There's a lot to dislike about Newt Gingrich.
The former Speaker of the House was credited with leading the "Republican Revolution" of 1994 that saw the GOP gain 54 seats in congress, giving the party its first congressional majority in 40 years. TIME Magazine named the Georgia congressman its Person of the Year in 1995, and Gingrich assumed his post as Speaker of the House with an enormous amount of goodwill and a mandate from voters who had lost patience with Democratic leadership.
That didn't last long, and Gingrich took every opportunity to squander the goodwill he'd earned. In less than four years, Gingrich went from visionary leader to persona non grata, with his own party threatening to remove him as Speaker of the House. Gingrich resigned before suffering that indignity, but couldn't save face.
Worse, Gingrich squandered that goodwill by relentlessly hammering Democrats on social issues, moralizing like a preacher on a Sunday morning.

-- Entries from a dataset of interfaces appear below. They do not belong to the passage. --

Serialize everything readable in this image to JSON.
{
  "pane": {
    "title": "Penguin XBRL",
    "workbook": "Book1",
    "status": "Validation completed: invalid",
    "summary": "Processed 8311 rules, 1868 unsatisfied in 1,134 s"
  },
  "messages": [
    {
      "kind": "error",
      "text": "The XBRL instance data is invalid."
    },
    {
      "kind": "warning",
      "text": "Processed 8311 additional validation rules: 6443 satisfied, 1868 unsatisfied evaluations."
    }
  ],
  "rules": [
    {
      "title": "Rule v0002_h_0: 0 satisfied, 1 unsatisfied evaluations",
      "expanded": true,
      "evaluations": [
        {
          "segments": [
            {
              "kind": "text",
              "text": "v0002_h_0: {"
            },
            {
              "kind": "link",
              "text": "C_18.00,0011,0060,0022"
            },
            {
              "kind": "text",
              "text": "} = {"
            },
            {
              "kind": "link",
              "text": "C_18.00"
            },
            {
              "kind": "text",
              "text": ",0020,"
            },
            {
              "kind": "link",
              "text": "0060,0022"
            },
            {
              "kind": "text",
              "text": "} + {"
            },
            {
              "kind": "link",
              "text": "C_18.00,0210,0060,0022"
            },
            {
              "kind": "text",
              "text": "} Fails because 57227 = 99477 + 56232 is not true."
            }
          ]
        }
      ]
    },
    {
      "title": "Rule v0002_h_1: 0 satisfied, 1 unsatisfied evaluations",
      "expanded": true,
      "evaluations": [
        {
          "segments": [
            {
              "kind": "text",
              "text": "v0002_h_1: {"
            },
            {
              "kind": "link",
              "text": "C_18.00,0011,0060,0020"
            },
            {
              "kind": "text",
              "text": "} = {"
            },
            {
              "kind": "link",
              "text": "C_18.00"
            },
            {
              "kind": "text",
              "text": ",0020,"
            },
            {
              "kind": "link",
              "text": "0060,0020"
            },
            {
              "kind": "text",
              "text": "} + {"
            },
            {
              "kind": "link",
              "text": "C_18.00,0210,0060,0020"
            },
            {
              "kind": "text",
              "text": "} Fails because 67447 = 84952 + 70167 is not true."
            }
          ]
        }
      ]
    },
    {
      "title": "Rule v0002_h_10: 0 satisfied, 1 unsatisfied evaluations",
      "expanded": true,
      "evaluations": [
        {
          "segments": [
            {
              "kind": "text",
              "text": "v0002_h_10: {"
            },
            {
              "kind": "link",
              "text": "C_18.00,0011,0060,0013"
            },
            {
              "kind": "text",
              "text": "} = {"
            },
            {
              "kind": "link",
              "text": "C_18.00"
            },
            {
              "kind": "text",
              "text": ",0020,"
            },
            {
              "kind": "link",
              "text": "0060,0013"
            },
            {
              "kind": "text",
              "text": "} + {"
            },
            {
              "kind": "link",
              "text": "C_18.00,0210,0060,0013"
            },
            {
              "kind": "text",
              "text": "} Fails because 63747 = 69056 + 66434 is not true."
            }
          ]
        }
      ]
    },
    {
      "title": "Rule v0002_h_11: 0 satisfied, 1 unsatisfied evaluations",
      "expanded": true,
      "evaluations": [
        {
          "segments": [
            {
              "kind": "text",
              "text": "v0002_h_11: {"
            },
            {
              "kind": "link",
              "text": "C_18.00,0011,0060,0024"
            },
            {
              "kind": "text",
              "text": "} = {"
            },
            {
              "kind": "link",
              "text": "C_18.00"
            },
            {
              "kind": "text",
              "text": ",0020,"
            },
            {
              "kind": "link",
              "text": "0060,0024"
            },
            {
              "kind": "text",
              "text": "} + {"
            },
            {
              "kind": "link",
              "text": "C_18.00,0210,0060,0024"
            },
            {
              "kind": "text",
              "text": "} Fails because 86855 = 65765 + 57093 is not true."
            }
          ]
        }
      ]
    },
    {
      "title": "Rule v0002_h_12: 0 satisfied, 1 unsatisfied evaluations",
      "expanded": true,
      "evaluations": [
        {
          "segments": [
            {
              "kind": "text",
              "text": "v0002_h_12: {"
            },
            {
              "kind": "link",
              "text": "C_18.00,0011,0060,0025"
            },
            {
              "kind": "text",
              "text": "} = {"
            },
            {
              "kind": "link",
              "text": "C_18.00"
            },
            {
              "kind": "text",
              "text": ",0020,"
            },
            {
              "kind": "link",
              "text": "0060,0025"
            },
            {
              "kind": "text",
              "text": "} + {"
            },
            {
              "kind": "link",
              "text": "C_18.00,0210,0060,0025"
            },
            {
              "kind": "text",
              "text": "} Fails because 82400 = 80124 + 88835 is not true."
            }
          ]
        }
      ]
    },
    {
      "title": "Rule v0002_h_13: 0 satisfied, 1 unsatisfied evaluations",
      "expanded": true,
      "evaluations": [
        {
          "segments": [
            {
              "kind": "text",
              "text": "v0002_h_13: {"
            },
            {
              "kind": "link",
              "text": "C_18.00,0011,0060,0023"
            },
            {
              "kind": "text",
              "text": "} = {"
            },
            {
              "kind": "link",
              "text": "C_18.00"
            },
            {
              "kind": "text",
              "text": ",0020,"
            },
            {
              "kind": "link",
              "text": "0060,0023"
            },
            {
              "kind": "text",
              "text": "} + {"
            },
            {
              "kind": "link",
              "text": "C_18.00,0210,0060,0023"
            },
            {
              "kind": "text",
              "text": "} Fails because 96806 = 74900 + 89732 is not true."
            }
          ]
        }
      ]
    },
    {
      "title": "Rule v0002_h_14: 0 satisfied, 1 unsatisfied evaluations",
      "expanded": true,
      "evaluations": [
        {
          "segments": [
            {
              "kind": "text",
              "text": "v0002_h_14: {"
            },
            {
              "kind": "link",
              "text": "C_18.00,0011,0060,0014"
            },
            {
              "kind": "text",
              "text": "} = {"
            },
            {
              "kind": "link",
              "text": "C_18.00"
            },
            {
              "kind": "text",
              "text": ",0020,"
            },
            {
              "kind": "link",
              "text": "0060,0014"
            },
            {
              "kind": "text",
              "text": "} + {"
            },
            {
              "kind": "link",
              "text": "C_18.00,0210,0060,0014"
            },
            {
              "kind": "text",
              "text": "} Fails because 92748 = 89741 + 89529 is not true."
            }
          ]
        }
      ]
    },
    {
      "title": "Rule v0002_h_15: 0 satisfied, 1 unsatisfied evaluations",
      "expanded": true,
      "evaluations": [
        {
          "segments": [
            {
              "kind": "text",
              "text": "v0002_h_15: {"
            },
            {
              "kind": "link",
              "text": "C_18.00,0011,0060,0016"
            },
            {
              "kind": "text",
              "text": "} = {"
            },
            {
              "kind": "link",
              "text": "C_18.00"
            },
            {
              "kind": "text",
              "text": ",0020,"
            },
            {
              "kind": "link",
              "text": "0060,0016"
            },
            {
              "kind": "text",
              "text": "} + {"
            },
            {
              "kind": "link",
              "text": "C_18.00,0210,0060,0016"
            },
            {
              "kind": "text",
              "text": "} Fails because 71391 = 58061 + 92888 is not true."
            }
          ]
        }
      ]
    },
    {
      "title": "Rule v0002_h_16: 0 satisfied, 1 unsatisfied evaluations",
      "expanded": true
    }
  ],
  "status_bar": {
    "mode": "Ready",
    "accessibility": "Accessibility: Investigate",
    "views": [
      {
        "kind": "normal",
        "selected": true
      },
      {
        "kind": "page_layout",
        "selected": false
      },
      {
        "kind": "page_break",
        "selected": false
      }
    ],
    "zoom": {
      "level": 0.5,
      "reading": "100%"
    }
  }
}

He presided over the longest and most disastrous government shutdown in U.S. history. When the press found it was because of a perceived snub by then-President Bill Clinton -- who didn't let Gingrich sit up front on Air Force One during a flight to Israel -- writers and cartoonists pilloried him, epitomized by a Nov. 16, 1995 cover of the New York Daily News depicting the then-Speaker as a baby in mid-tantrum, stomping his feet and crying as he gripped a bottle of milk.
And then there was the Gingrich-led effort to impeach Clinton over his affair with White House intern Monica Lewinski. Not only was Gingrich himself conducting his own extramarital affair at the time, he placed all his eggs in one basket -- Gingrich assured fellow Republicans the scandal would decimate Democrats during the 1998 mid-term election, costing them as many as 30 congressional seats.
Not only did the Democrats hold onto those seats, they gained five more, leading to Gingrich's downfall.
So why would Donald Trump, the presumptive Republican presidential nominee, consider Gingrich as a potential running mate? Why would he place Gingrich, if the reports are to be believed, on the short list alongside a decorated military general and a capable governor?
The short answer is that Gingrich, for all his shortcomings and his leadership failures, lends political credibility to the Trump ticket without detracting from Trump's image as a Washington outsider.
If you think about it, Gingrich isn't so different from Trump, and the real estate mogul surely recognizes that. Like Trump, Gingrich is comfortable speaking off-the-cuff. Since his days in congress, Gingrich has reinvented himself as a political analyst, reminding people of his positives by delivering shrewd political insights. An entire generation of new voters know Gingrich as an insightful commentator, not as a politician.
Then there's Gingrich's press smarts. Not only is he adept at handling traditional media, as Trump is, but Gingrich also shares Trump's affinity for speaking directly to voters through social media platforms like Twitter. With almost two million followers on the platform, people pay attention to what he says.
Most of all, Gingrich knows how government works, which may reassure some voters who like what Trump's been saying on the campaign trail, but are wary of his inexperience with Washington.
Like Trump, who casts himself as the ultimate deal-maker, Gingrich has shown a willingness to work across the aisle. In 2008, he appeared side-by-side with Nancy Pelosi, who was Speaker of the House at the time, appealing to both parties to work together on climate change.
"We don't always see eye to eye, do we Newt?" Pelosi asks in the ad.
"No," Gingrich said with a broad smile, "but we do agree, our country must take action to address climate change."
Gingrich was also a critical negotiator in the 1996 welfare reform package, working with Democrats -- and Bill Clinton himself -- on finding a middle ground for a popular piece of legislation.
And while Gingrich has worked with the Clintons, he clearly has no problem criticizing them. Gingrich's presence on the ticket won't convince Democrats to vote for Trump, but those Democrats can't be convinced anyway, according to polls that show partisans on both sides are set on who they plan to vote for.
There are obvious risks in picking someone like Gingrich, but there's no denying he's a specter from the days of the Clinton administration who can remind independents that Bill and Hillary's heyday wasn't all soaring stock markets and success. His presence alone is enough to antagonize presumptive Democratic presidential nominee Hillary Clinton, and to remind voters that the Clintons come with baggage -- baggage that has, in the past, convinced voters that putting another Clinton in charge just isn't worth it.